In summary, Heart of Crown is basically Dominion 2.0, and I mean this in the best way possible. Dominion itself is a brilliant, important and innovative game, and Heart of Crown brings a whole host of improvements to the table (and I didn't even get into the fascinating game of chicken involving the Princess powers). There's enough diversity in this genre to justify owning a few different deck building games; Legendary Encounters is a pretty different game from A Few Acres of Snow, for example. But to be honest, given the choice between Dominion and Heart of Crown, I would pick Heart of Crown every time.

...sadly Heart of Crown is not available in English, and as far as I know there are no specific plans to remedy that, which renders this review ...entirely pointless! On the other hand, it gave me the opportunity to type the phrase "please stop the mystic power generator."

Sunday, January 11, 2015

2,400 Free DOS Games!

DOSBox can be kind of a pain in the butt, and some DOS games had copy protection that was just as irritating as the stuff EA puts out (particularly when you don't have the instruction manual that came with the specific starmap with the coordinates you need!). Luckily you can now play 2,400 classic DOS games right in your browser for free! Let's celebrate videogame history by falling in love with dying of dysentery all over again.

My Game Design Course (Winter 2015)

In the Fall I ran a game design course in Mount Royal's continuing education department, and it went quite well! In class we developed a tabletop adaption of Minecraft and an interesting alternate-history WWII game which is still under development (among other things). I'll be doing another run-through on Tuesday nights starting February 3rd and running until March 7th (seven classes total). Course content will be similar to the first iteration.
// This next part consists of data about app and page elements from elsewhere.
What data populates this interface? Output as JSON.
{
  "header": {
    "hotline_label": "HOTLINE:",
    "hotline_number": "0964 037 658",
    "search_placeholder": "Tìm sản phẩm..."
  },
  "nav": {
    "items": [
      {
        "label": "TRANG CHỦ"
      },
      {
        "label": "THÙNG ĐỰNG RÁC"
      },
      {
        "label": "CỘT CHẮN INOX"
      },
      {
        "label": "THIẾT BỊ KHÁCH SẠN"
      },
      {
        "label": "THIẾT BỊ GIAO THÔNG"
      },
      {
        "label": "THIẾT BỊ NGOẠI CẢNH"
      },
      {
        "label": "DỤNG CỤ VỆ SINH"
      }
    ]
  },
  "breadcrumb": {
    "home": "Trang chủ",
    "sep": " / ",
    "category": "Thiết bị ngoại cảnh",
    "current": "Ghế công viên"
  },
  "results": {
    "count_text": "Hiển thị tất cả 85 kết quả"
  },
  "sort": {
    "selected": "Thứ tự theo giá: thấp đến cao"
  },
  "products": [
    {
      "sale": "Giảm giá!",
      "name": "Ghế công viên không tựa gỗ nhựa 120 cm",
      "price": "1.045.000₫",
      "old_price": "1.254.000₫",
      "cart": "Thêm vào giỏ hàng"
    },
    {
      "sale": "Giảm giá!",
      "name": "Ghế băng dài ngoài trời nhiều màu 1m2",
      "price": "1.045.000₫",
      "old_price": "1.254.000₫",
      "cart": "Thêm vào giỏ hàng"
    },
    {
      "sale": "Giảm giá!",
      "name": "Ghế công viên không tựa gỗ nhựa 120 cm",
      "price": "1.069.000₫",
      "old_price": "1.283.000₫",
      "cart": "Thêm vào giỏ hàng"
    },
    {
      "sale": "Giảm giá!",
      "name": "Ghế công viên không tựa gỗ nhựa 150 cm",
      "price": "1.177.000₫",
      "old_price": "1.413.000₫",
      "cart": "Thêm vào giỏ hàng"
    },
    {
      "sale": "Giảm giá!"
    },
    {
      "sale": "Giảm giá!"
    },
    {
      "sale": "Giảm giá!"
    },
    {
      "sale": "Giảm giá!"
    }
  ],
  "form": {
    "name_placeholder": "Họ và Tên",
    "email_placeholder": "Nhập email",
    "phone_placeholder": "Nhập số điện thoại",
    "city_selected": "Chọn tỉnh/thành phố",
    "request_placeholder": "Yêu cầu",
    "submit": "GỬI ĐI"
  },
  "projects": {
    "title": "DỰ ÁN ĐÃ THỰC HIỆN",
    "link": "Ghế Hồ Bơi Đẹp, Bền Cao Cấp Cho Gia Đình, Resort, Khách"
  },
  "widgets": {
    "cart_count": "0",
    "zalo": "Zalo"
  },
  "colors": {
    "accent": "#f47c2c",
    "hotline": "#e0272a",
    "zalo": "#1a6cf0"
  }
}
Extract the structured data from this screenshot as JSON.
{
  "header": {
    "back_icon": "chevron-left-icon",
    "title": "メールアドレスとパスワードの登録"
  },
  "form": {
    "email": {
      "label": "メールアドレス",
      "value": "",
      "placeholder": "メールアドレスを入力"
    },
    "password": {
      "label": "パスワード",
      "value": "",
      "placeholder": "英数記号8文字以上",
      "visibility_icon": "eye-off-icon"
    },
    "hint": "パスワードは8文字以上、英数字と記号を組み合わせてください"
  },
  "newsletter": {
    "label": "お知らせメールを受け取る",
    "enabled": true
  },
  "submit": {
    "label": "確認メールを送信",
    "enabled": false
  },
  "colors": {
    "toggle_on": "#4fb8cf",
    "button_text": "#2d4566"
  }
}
If you're in Calgary and are interested in learning about game design, you can find the course on MRU's website by searching Course Registration Number: 30941

Spread the word, superfriends!

Monday, January 5, 2015

Steampunk Rally - Most Anticipated Games of 2015

Voting is now open for boardgamegeek's most anticipated games of 2015, and Steampunk Rally has been nominated for seven categories. We're currently in the coveted top 20 overall, but it looks like it will be a tight race. If you have a moment before January 18th (and a bgg account), please consider heading over and voting for us! ...that is if Steampunk Rally is one of your most anticipated games of 2015. If not, then never mind. We hope to do better by you another year.